“Romgaz has calibrated its value as a big company in the market. It has different image than the others because its value was tested,” Radu Gheorghe, director of the company’s business development department, told BR.
Romgaz is also an active player in the exploration segment, teaming up with foreign oil giants such as Russia’s Lukoil and Austria’s OMV Petrom for offshore gas explorations. “The Black Sea region is a strong point in Romgaz’s strategy,” said Gheorghe.
The company is also the largest player in the gas deposit business. The company saw its profits decrease 18.5 percent to EUR 179 million in the first nine months while turnover shrank by 10 percent to EUR 584 million against the same period of last year.
GDRs play key role in IPOs
The Romgaz offering was the first to include GDRs, which allow a foreign company’s shares to be traded on major stock exchanges outside the US. The size of the offering was the main reason why the gas producer issued GDRs.
Ludwik Sobolewski, CEO of the BSE, suggested investors that acquired GDRs should be convinced to convert them into shares. The CEO wants to boost liquidity on the local market, which currently hovers around EUR 29 million, as part of a strategy to expand the BSE into a regional player.

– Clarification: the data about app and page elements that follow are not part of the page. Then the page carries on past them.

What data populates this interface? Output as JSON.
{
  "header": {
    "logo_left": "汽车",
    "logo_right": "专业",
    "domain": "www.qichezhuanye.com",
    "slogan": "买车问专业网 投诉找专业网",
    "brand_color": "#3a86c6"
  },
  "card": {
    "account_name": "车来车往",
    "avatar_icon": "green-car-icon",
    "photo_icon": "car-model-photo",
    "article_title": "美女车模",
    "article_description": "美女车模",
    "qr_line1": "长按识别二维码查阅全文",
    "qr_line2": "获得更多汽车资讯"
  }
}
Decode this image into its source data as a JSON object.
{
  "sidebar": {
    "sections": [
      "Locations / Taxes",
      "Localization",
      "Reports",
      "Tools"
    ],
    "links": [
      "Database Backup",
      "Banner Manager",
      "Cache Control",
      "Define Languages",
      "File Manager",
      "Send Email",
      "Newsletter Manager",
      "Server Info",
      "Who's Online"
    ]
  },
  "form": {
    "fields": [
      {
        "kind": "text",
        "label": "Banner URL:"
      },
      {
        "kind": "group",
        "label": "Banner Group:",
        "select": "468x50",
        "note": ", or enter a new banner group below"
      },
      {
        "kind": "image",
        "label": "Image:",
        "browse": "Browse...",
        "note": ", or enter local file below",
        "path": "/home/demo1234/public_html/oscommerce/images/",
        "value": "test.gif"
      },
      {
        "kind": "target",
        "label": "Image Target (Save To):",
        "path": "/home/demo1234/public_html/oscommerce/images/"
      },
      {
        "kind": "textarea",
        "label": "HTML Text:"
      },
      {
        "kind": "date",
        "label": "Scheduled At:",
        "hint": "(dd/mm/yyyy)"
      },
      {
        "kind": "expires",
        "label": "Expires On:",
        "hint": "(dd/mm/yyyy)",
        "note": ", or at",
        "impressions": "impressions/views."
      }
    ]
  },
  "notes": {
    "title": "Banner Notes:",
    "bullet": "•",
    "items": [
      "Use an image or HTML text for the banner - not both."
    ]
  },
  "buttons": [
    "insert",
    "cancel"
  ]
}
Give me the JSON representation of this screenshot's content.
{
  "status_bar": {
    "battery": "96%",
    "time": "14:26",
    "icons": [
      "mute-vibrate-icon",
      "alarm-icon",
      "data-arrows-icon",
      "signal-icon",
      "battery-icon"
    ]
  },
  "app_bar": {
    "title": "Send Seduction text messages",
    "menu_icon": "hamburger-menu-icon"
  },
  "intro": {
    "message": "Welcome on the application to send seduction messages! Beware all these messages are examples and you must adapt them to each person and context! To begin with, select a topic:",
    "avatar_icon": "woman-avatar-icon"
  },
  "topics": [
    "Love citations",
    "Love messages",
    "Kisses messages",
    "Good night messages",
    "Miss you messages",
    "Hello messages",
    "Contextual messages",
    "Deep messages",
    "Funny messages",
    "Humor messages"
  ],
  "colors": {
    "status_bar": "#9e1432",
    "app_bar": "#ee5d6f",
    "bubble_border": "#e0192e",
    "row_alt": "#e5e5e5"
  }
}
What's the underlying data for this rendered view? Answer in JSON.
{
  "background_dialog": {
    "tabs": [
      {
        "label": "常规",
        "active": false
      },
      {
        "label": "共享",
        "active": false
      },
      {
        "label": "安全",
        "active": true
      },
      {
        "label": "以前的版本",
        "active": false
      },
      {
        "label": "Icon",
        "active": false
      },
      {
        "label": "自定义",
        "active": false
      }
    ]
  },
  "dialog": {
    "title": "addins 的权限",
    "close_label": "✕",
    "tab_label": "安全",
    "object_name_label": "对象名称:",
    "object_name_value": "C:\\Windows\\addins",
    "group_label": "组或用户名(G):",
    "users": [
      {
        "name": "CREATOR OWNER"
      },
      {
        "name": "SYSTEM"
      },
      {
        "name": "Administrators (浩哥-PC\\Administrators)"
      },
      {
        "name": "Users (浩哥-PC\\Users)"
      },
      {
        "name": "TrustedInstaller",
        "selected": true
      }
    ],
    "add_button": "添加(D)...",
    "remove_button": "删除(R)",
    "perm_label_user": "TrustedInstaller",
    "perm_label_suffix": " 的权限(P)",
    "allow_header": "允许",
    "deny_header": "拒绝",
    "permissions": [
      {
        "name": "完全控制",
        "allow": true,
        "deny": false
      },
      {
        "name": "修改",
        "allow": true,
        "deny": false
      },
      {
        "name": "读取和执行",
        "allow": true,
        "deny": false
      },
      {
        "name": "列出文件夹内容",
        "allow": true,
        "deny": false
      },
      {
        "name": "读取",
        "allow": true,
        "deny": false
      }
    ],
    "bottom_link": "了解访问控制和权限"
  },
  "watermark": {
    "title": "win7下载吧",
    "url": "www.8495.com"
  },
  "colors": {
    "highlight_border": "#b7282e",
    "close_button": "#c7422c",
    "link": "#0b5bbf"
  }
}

The Department of Energy said that the coming IPOs in Hidroelectrica, the state-owned hydropower producer, Electrica, the state-controlled electricity supplier, and distributor Oltenia Energy Holding would follow the Romgaz model.
“From an issuer’s point of view, GDRs are easier to place on an international market than shares, due to lower procedural hurdles and associated costs,” Manolache of KPMG told BR.
Analysts say that GDRs should be used only for the biggest listings, to meet demand for shares from foreign investors.
“In my view, the GDR component may still be needed for the success of IPOs coming out of Romania in the near future, until most of the large international investors are set up to trade on the domestic stock exchange,” said Rachieru of Clifford Chance Badea, who worked on the Romgaz IPO.
The recent IPOs were good news for the Property Fund (FP), which is administered by Franklin Templeton. More than half of the EUR 3.4 billion closed-end fund comprises unlisted equities.
Greg Konieczny, the FP’s fund manager, said it was crucial the momentum created by the Romgaz deal be supported by the upcoming IPOs next year.
“International investors are now waiting to invest in additional local IPOs prepared to the same international standards in order to build up a Romanian portfolio. So from our point of view the way to success is paved for Hidroelectrica and Electrica,” said Hinteregger of Erste Group Bank.